"If I look out of the window I can see all sorts of [industrial control software] systems behind these building and bridges. That's the problem, not military systems," says King's College's Rid.
You can drop a bomb on pretty much anything, as long as you can find it. It's a little different with digital weapons.
Some targets just don't have computers and while politicians may dream of being able to 'switch off' an enemy's airfield, it's likely to be the civilian infrastructure that's going to be the most obvious target. That's the same as standard warfare. What is different now is that virtually any company could be a target, and many probably don't realise it.
Companies are only gradually understanding the threats they face, especially as they start to connect their industrial control systems to the internet. Like the executives at the London cyber wargame, most real life executives fail to realise that they might be a target, or the potential risks.
Mark Brown, director of risk advisory at consultant Ernst & Young, says, "Companies have recognised they can connect them to their core networks, to the internet, to operate them remotely but they haven't necessarily applied the same risk and controls methodology to the management of operational technology as they have to traditional IT."
Indeed, part of the problem is that these systems have never been thought about as security risks and so no-one has taken responsibility for them. "Not many CIOs have responsibility for those operational technology environments, at least not traditionally. Often you are caught in the crossfire of finger-pointing; the CIO says it's not my job, the head of engineering says it's not my job," Brown said.
A recent report warned that the cybersecurity efforts around the US electricity supply network are fragmented and not moving fast enough, while in the UK insurers are refusing cover to power companies because their defences are too weak.
Cyberwar: Coming to a living room near you?
Cyberwar is — for all the billions being spent on it — still largely theoretical, especially when it comes to the use of zero-day attacks against public utilities.

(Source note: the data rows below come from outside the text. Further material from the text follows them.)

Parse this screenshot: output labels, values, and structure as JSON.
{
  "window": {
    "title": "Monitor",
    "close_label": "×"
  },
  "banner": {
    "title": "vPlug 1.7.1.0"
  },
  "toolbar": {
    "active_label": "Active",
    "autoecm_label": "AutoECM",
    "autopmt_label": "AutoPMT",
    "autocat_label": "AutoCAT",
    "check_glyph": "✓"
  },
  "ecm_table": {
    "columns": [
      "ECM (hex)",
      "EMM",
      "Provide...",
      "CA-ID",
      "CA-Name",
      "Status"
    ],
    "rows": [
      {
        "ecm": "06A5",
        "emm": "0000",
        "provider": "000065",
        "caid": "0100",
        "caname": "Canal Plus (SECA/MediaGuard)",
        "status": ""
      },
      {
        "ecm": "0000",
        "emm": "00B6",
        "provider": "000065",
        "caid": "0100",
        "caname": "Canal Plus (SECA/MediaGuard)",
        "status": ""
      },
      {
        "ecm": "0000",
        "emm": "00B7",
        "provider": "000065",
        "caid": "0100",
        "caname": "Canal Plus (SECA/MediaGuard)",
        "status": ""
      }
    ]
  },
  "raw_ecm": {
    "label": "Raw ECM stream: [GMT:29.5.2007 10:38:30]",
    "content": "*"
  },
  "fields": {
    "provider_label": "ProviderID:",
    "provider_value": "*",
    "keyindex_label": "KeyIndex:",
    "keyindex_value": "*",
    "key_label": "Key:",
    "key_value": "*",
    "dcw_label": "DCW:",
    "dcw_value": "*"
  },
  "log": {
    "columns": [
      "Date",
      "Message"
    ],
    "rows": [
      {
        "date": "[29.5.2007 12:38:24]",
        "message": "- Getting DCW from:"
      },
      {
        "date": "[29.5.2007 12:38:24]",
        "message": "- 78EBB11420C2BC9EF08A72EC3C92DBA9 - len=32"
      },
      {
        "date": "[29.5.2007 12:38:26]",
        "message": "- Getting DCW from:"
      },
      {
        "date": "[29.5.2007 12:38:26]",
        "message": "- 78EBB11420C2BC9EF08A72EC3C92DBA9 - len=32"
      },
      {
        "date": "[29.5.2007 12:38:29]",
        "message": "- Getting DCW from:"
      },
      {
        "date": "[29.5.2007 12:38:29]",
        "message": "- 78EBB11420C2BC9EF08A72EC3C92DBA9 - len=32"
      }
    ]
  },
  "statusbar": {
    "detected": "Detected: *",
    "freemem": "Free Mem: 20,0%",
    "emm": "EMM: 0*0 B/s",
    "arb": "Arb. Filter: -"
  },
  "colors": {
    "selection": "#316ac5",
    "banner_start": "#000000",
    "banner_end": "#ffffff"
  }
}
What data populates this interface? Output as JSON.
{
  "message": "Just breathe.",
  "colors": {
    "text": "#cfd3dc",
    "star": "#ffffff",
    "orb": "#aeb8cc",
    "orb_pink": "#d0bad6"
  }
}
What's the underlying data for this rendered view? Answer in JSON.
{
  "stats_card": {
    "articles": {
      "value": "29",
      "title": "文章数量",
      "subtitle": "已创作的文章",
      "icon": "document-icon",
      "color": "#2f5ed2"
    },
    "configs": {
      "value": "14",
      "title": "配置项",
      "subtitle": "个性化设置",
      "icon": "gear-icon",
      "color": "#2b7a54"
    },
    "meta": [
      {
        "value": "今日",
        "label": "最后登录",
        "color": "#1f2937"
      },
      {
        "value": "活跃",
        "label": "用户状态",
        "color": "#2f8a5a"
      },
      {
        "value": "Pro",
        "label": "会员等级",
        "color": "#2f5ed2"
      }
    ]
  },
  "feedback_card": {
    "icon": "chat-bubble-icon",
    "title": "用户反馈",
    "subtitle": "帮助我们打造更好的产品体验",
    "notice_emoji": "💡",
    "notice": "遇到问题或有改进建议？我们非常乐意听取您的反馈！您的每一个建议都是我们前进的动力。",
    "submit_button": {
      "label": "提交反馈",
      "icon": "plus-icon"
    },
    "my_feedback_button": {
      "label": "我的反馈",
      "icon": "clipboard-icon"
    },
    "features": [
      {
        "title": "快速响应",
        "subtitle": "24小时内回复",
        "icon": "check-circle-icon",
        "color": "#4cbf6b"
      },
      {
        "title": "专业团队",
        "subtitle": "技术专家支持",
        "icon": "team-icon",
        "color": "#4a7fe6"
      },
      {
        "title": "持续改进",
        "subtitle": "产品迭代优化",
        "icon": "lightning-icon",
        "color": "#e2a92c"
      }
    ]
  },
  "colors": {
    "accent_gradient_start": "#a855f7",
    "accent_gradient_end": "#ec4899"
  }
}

Right now a fallen tree is a bigger threat to your power supply than a hacker.
While states have the power to launch such attacks, for now they have little incentive. And the ones with the most sophisticated weapons also have the most sophisticated infrastructure and plenty to lose, which is why most activity is at the level of espionage rather than war.
However, there's no reason why this should remain the case forever. When countries spend billions on building up a stockpile of weapons, there is always the increased risk of confrontation, especially when the rules of engagement are still in flux.
But even now a new and even more dangerous battlefield is being built. As we connect more devices — especially the ones in our homes — to the web, cyberwar is poised to become much more personal.
As thermostats, fridges and cars become part of the internet of things, their usefulness to us may increase, but so does the risk of them being attacked. Just as more industrial systems are being connected up, we're doing the same to our homes.
The internet of things, and even wearable tech, bring with them great potential, but unless these systems are incredibly well-secured, they could be easy targets to compromise.
Cyberwarfare might seem like a remote, fanciful threat, but digital weapons could create the most personal attacks possible. Sure, it's hard to see much horror lurking in a denial of service attack against your internet-enabled toothbrush (or the fabled internet fridge) but the idea of an attack that turned your gadgets, your car or even your home against you is one we need to be aware of.
We tend to think of our use of technology as insulating us from risk, but in future that may no longer be the case. If cyberwar ever becomes a reality, the home front could become an unexpected battlefield.
Steve Ranger is the UK editor of TechRepublic, and has been writing about the impact of technology on people, business and culture for more than a decade. Before joining TechRepublic he was the editor of silicon.com.